*** Dataset records

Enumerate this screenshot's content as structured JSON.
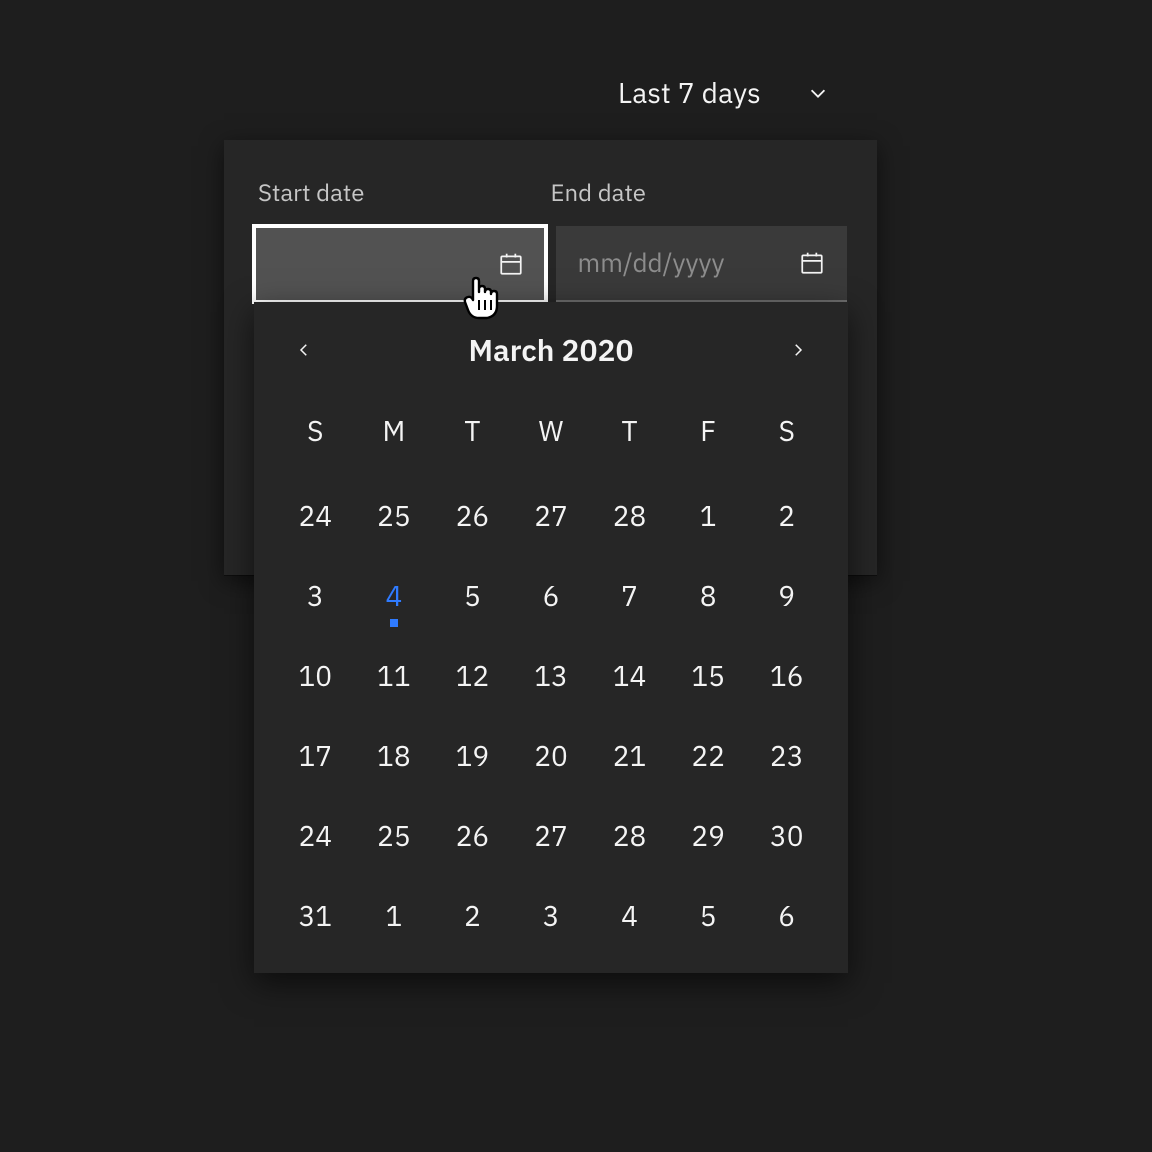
{
  "preset": {
    "selected_label": "Last 7 days"
  },
  "range": {
    "start_label": "Start date",
    "end_label": "End date",
    "start_value": "",
    "end_placeholder": "mm/dd/yyyy"
  },
  "calendar": {
    "month_title": "March 2020",
    "dow": [
      "S",
      "M",
      "T",
      "W",
      "T",
      "F",
      "S"
    ],
    "today_index": 9,
    "cells": [
      {
        "n": 24,
        "other": true
      },
      {
        "n": 25,
        "other": true
      },
      {
        "n": 26,
        "other": true
      },
      {
        "n": 27,
        "other": true
      },
      {
        "n": 28,
        "other": true
      },
      {
        "n": 1
      },
      {
        "n": 2
      },
      {
        "n": 3
      },
      {
        "n": 4,
        "today": true
      },
      {
        "n": 5
      },
      {
        "n": 6
      },
      {
        "n": 7
      },
      {
        "n": 8
      },
      {
        "n": 9
      },
      {
        "n": 10
      },
      {
        "n": 11
      },
      {
        "n": 12
      },
      {
        "n": 13
      },
      {
        "n": 14
      },
      {
        "n": 15
      },
      {
        "n": 16
      },
      {
        "n": 17
      },
      {
        "n": 18
      },
      {
        "n": 19
      },
      {
        "n": 20
      },
      {
        "n": 21
      },
      {
        "n": 22
      },
      {
        "n": 23
      },
      {
        "n": 24
      },
      {
        "n": 25
      },
      {
        "n": 26
      },
      {
        "n": 27
      },
      {
        "n": 28
      },
      {
        "n": 29
      },
      {
        "n": 30
      },
      {
        "n": 31
      },
      {
        "n": 1,
        "other": true
      },
      {
        "n": 2,
        "other": true
      },
      {
        "n": 3,
        "other": true
      },
      {
        "n": 4,
        "other": true
      },
      {
        "n": 5,
        "other": true
      },
      {
        "n": 6,
        "other": true
      }
    ]
  },
  "colors": {
    "accent": "#2f7bff",
    "bg": "#1e1e1e",
    "panel": "#262626"
  }
}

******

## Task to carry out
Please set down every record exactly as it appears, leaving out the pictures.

## Solution for this task
Enumerate this screenshot's content as structured JSON.
{
  "preset": {
    "selected_label": "Last 7 days"
  },
  "range": {
    "start_label": "Start date",
    "end_label": "End date",
    "start_value": "",
    "end_placeholder": "mm/dd/yyyy"
  },
  "calendar": {
    "month_title": "March 2020",
    "dow": [
      "S",
      "M",
      "T",
      "W",
      "T",
      "F",
      "S"
    ],
    "today_index": 9,
    "cells": [
      {
        "n": 24,
        "other": true
      },
      {
        "n": 25,
        "other": true
      },
      {
        "n": 26,
        "other": true
      },
      {
        "n": 27,
        "other": true
      },
      {
        "n": 28,
        "other": true
      },
      {
        "n": 1
      },
      {
        "n": 2
      },
      {
        "n": 3
      },
      {
        "n": 4,
        "today": true
      },
      {
        "n": 5
      },
      {
        "n": 6
      },
      {
        "n": 7
      },
      {
        "n": 8
      },
      {
        "n": 9
      },
      {
        "n": 10
      },
      {
        "n": 11
      },
      {
        "n": 12
      },
      {
        "n": 13
      },
      {
        "n": 14
      },
      {
        "n": 15
      },
      {
        "n": 16
      },
      {
        "n": 17
      },
      {
        "n": 18
      },
      {
        "n": 19
      },
      {
        "n": 20
      },
      {
        "n": 21
      },
      {
        "n": 22
      },
      {
        "n": 23
      },
      {
        "n": 24
      },
      {
        "n": 25
      },
      {
        "n": 26
      },
      {
        "n": 27
      },
      {
        "n": 28
      },
      {
        "n": 29
      },
      {
        "n": 30
      },
      {
        "n": 31
      },
      {
        "n": 1,
        "other": true
      },
      {
        "n": 2,
        "other": true
      },
      {
        "n": 3,
        "other": true
      },
      {
        "n": 4,
        "other": true
      },
      {
        "n": 5,
        "other": true
      },
      {
        "n": 6,
        "other": true
      }
    ]
  },
  "colors": {
    "accent": "#2f7bff",
    "bg": "#1e1e1e",
    "panel": "#262626"
  }
}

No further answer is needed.